Serum T4 concentrations decrease by approximately 0.07 mg/100 ml per year in dogs with advancing age (Belshaw and Rijnbeck, 1979; Weller et al. 1983). If this fall has a significant effect thermoregulatory problems (hypothermia), and cardiovascular disturbances such as bradycardia or impaired myocardial contractility might be expected to result. Older animals might also be expected to have a reduced metabolic rate and a predisposition to develop obesity, which they do.

Hypothyroidism is relatively common in older dogs and may be associated with concurrent obesity.
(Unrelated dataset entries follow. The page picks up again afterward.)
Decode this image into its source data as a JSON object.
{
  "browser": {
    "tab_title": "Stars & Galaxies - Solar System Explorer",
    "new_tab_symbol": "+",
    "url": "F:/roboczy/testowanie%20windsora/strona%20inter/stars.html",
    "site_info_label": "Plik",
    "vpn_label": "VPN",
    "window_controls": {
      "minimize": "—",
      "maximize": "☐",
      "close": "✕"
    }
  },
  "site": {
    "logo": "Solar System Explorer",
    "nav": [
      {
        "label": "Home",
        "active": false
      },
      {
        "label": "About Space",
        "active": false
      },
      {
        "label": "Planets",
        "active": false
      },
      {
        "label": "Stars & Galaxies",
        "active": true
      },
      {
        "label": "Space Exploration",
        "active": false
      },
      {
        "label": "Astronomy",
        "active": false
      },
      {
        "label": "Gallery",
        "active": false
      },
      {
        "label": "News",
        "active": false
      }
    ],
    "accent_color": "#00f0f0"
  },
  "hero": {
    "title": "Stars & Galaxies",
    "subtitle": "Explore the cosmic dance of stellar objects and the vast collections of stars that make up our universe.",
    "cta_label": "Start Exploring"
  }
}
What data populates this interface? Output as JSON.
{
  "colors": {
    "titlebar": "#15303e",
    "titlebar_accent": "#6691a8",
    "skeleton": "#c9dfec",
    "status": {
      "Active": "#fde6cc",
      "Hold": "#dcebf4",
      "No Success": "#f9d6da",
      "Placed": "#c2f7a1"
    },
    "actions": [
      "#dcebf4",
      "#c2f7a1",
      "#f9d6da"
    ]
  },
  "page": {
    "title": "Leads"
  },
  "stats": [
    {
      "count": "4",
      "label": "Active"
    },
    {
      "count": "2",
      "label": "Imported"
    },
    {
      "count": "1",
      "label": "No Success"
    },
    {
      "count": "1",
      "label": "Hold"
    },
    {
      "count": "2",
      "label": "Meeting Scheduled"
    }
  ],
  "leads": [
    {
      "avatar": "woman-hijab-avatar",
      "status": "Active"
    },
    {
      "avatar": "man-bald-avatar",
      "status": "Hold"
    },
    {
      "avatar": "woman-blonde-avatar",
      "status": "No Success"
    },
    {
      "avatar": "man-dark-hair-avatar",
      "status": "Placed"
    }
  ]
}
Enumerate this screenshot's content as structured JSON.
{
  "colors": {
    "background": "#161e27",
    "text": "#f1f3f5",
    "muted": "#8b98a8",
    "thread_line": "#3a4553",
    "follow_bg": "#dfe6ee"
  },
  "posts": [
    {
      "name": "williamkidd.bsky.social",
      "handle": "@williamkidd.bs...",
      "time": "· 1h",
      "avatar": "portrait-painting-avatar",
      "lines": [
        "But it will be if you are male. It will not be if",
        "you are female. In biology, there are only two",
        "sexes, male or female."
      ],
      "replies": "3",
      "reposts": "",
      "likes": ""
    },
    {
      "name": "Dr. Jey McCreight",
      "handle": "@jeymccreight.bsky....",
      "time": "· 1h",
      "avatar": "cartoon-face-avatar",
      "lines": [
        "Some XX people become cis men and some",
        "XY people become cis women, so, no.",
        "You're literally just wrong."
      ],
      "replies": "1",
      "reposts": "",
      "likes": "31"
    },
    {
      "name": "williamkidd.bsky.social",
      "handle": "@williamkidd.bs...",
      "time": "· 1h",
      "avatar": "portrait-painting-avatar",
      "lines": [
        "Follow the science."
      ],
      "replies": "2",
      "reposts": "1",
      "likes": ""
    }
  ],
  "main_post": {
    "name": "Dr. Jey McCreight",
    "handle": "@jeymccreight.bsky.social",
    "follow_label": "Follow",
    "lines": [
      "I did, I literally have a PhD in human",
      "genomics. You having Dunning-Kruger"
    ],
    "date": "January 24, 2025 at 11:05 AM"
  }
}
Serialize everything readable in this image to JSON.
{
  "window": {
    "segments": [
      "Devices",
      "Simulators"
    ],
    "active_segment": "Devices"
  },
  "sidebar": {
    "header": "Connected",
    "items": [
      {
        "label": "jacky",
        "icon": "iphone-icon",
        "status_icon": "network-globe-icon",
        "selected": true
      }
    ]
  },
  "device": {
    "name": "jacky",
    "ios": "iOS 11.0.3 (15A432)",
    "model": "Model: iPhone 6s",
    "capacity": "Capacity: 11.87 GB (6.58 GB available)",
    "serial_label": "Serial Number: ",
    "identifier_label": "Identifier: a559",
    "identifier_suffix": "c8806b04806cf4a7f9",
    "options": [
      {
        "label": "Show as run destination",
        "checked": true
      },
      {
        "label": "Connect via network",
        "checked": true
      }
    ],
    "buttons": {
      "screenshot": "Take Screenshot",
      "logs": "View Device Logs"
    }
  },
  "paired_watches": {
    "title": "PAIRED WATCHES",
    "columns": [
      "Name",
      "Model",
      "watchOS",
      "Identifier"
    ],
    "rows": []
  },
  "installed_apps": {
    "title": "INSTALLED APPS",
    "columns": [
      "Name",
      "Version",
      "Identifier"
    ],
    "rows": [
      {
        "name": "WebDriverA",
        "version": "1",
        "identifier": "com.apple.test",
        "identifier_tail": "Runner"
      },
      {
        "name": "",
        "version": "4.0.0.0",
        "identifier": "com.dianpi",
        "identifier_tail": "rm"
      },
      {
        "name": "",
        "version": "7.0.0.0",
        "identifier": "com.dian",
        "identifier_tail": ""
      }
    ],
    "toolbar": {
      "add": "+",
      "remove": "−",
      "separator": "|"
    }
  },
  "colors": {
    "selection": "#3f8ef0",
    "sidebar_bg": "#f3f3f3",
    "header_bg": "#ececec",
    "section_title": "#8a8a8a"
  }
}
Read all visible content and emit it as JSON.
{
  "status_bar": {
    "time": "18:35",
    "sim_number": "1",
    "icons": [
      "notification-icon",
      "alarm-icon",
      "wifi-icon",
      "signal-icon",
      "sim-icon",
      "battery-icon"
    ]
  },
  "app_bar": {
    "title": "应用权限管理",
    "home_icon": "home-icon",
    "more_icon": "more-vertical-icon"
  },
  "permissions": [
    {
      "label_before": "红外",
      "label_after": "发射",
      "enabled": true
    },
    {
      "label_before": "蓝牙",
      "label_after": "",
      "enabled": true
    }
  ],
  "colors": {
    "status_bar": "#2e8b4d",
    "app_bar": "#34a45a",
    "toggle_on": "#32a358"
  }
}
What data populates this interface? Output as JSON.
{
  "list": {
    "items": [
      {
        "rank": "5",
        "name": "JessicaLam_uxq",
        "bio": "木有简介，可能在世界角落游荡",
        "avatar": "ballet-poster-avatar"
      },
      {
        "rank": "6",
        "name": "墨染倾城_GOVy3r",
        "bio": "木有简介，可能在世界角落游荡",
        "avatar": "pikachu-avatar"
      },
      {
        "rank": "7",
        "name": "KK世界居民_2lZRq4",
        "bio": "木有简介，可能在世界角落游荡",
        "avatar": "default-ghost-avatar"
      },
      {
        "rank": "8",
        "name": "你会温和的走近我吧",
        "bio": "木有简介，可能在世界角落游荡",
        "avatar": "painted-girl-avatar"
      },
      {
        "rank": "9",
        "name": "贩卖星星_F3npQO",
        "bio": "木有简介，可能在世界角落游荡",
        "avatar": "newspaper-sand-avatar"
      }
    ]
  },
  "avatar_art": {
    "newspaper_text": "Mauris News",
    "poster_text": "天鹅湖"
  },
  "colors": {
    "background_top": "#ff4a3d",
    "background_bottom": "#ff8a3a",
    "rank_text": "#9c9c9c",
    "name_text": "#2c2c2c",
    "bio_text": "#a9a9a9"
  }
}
In some of these animals anaesthesia will be complicated by both the hypothyroidism and hypoinsulinaemia or insulin resistance. Hypothyroid animals are more susceptible to develop hypothermia and the vasodilatory effects of agents such as acepromazine and halothane may induce profound hypotension.


Aldosterone responses decrease in humans with advancing age and these changes are thought to be secondary to reduced renin secretion from the juxtaglomerular apparatus in the kidneys. In view of the high incidence of renal pathology in old animals it is reasonable to assume that such a decline might also occur in animals.

It has been suggested that corticosteroids should be administered to geriatric animals during prolonged periods of stress, surgery or anaesthesia to counter 'adrenal exhaustion'.

Hyperadrenocorticism (Cushing's syndrome) is most common in middle-aged to old dogs. It causes muscle weakness, reduced expiratory reserve volume, reduced chest wall compliance, increased blood volume and increased systolic and diastolic blood pressures (Feldman & Nelson 1987).

Adrenaline concentrations may increase, particularly in the presence of major organ system failure such as congestive heart failure. Plasma nor-adrenaline concentrations increase with age due to reduced clearance, but receptors compensate by becoming less sensitive.


Glucose tolerance deteriorates with advancing age and may be associated with hypoinsulinaemia (diabetes mellitus) or the development of peripheral insulin resistance. The administration of fluids containing glucose needs to be carefully considered in such patients, particularly if nutritional support is going to be given by total parenteral nutrition (TPN) when 50% dextrose solutions may be advocated. Chronic diabetics may have abnormal serum electrolyte concentrations which should be corrected before surgery.

In the presence of hyperinsulinaemia, hypoglycaemia may be precipitated during general anaesthesia and, as even a transient hypoglycaemia may cause brain damage, blood (and in some cases urine) glucose concentrations should be monitored during anaesthesia.